For Farmers and Growers

a Crop

Kōkua Harvest is a program that rescues excess produce and donates it to The Food Basket to be distributed to food insecure individuals around the island.

We glean:

  • Quality produce that is no longer commercially viable
  • Weather-damaged crops
  • Produce from bypassed fields
  • Non-machine gleanable crops
  • Pollinator trees
  • Secondary growth

How Do We Do It?
After you discuss your needs with our project coordinator, our volunteers will harvest your produce for you! Depending on how much you need harvested, crews of 1 to 20 will come to your property and carefully harvest your produce. We bring all our own tools and equipment, unless you say otherwise.

Submit your request to donate produce from your farm, and we’ll contact you to make the necessary arrangements. Everything we harvest is split between the farm owner, volunteers, and The Food Basket.

Kōkua Harvest can also pick up crops which have already been harvested. If you’re interested in scheduling a pick up, please Contact Us.

Food donors may be eligible for tax deductions or tax credits and will receive documentation of crop types and amounts to submit with tax returns.

Want to Donate a Crop?
If you wish to donate a crop from your farm, click on the "Donate a Crop" button above and fill out the form, or if you have any questions get in touch with us directly from the Contact Us page. Be sure to check out the FAQ, as your question may already be answered.

Interested in the Legalities?

First, we properly train and supervise all volunteers who glean with us. Every volunteer has checked off a liability waiver that protects the crop donor. A copy of this can be seen here.

Also, in 1996, Federal Bill Emerson Good Samaritan Food Donation Act to encourage the donation of food and grocery products to non-profit organizations for distribution to individuals in need. This law:

  • Protects you from liability when you donate to a non-profit organization;
  • Protects you from civil and criminal liability should the product donated in good faith later cause harm to the recipient;
  • Standardizes donor liability exposure. You or your legal counsel do not need to investigate liability laws in 50 states; and
  • Sets a floor of "gross negligence" or intentional misconduct for persons who donate grocery products. According to the new law, gross negligence is defined as "voluntary and conscious conduct by a person with knowledge (at the time of conduct) that the conduct is likely to be harmful to the health or well-being of another person."

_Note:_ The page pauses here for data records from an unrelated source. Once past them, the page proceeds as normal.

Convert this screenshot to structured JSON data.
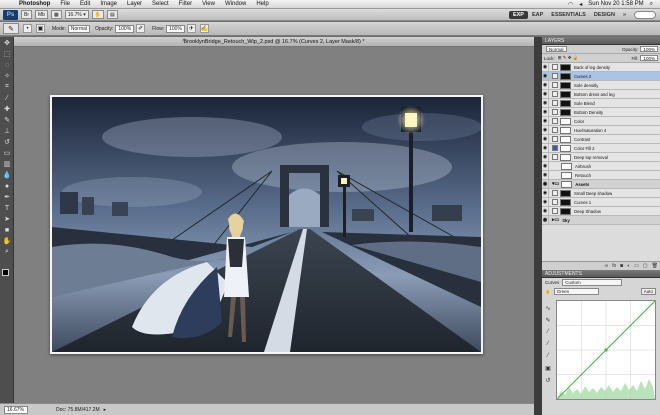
{
  "menubar": {
    "items": [
      "Photoshop",
      "File",
      "Edit",
      "Image",
      "Layer",
      "Select",
      "Filter",
      "View",
      "Window",
      "Help"
    ],
    "clock": "Sun Nov 20  1:58 PM"
  },
  "appbar": {
    "logo": "Ps",
    "zoom": "16.7%",
    "workspaces": [
      "EXP",
      "EAP",
      "ESSENTIALS",
      "DESIGN"
    ],
    "active_workspace": "EXP"
  },
  "options": {
    "mode_label": "Mode:",
    "mode_value": "Normal",
    "opacity_label": "Opacity:",
    "opacity_value": "100%",
    "flow_label": "Flow:",
    "flow_value": "100%"
  },
  "document": {
    "title": "BrooklynBridge_Retouch_Wip_2.psd @ 16.7% (Curves 2, Layer Mask/8) *",
    "close": "×"
  },
  "status": {
    "zoom": "16.67%",
    "doc": "Doc: 75.8M/417.2M"
  },
  "layers_panel": {
    "title": "LAYERS",
    "blend_mode": "Normal",
    "opacity_label": "Opacity:",
    "opacity_value": "100%",
    "lock_label": "Lock:",
    "fill_label": "Fill:",
    "fill_value": "100%",
    "layers": [
      {
        "name": "Back of leg density",
        "mask": "black",
        "selected": false,
        "group": false
      },
      {
        "name": "Curves 2",
        "mask": "black",
        "selected": true,
        "group": false
      },
      {
        "name": "Sole densitly",
        "mask": "black",
        "selected": false,
        "group": false
      },
      {
        "name": "Bottom dress and leg",
        "mask": "black",
        "selected": false,
        "group": false
      },
      {
        "name": "Sole Blend",
        "mask": "black",
        "selected": false,
        "group": false
      },
      {
        "name": "Bottom Density",
        "mask": "black",
        "selected": false,
        "group": false
      },
      {
        "name": "Color",
        "mask": "white",
        "selected": false,
        "group": false
      },
      {
        "name": "Hue/Saturation 4",
        "mask": "white",
        "selected": false,
        "group": false
      },
      {
        "name": "Contrast",
        "mask": "white",
        "selected": false,
        "group": false
      },
      {
        "name": "Color Fill 2",
        "mask": "white",
        "selected": false,
        "group": false
      },
      {
        "name": "Deep top removal",
        "mask": "white",
        "selected": false,
        "group": false
      },
      {
        "name": "Airbrush",
        "mask": "none",
        "selected": false,
        "group": false
      },
      {
        "name": "Retouch",
        "mask": "none",
        "selected": false,
        "group": false
      },
      {
        "name": "Assets",
        "mask": "white",
        "selected": false,
        "group": true
      },
      {
        "name": "Small Deep shadow",
        "mask": "black",
        "selected": false,
        "group": false
      },
      {
        "name": "Curves 1",
        "mask": "black",
        "selected": false,
        "group": false
      },
      {
        "name": "Deep Shadow",
        "mask": "black",
        "selected": false,
        "group": false
      },
      {
        "name": "Sky",
        "mask": "none",
        "selected": false,
        "group": true
      }
    ]
  },
  "adjustments_panel": {
    "title": "ADJUSTMENTS",
    "preset_label": "Curves",
    "preset_value": "Custom",
    "channel_value": "Green",
    "auto_button": "Auto"
  },
  "colors": {
    "curve_line": "#4caf50",
    "histogram": "#9ed79e",
    "selection": "#a9c4e6",
    "sky_dark": "#1b2438",
    "sky_light": "#7f92ad"
  }
}
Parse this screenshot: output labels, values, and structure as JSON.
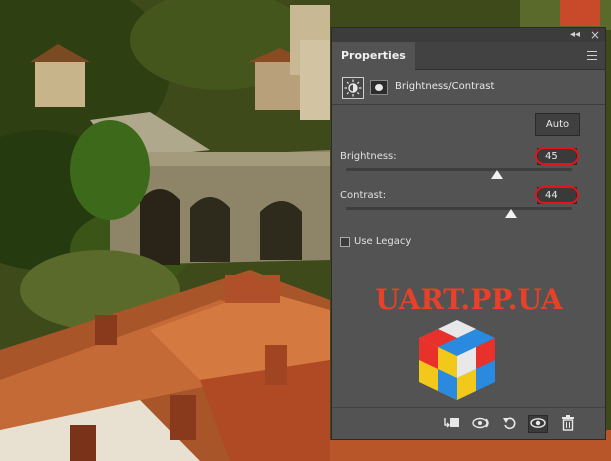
{
  "panel": {
    "tab_label": "Properties",
    "collapse_glyph": "◂◂",
    "close_glyph": "×",
    "adjustment_title": "Brightness/Contrast",
    "auto_label": "Auto",
    "brightness": {
      "label": "Brightness:",
      "value": "45",
      "slider_fraction": 0.67
    },
    "contrast": {
      "label": "Contrast:",
      "value": "44",
      "slider_fraction": 0.73
    },
    "use_legacy_label": "Use Legacy",
    "use_legacy_checked": false,
    "watermark": "UART.PP.UA",
    "bottom_icons": [
      "clip-to-layer-icon",
      "view-previous-state-icon",
      "reset-icon",
      "visibility-icon",
      "delete-icon"
    ],
    "colors": {
      "panel_bg": "#535353",
      "highlight_circle": "#e8131a",
      "watermark": "#e8412a"
    }
  }
}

For more information visit Feeding America.

Additionally, in 2015, Congress passed the PATH Act as Division Q of the Consolidated Appropriations Act, 2016, which modified Section 170 of the Internal Revenue Code to allow all companies to earn an enhanced tax deduction for donating selected surplus property, including food.

At the state level, State of Hawai’i has the State – Hawaii Good Samaritan Donation of Food Act. An excerpt:

(a) Any donor of food products, who in good faith donates the food for the use or distribution by a charitable, religious, or nonprofit organization to needy persons shall not be liable for any civil damages or criminal penalties for any injuries or illnesses including, but not limited to injuries or illnesses resulting from the nature, age, condition, packaging, or handling of the donated food products, except for such damages as may result from the donor’s gross negligence or wanton acts or omissions.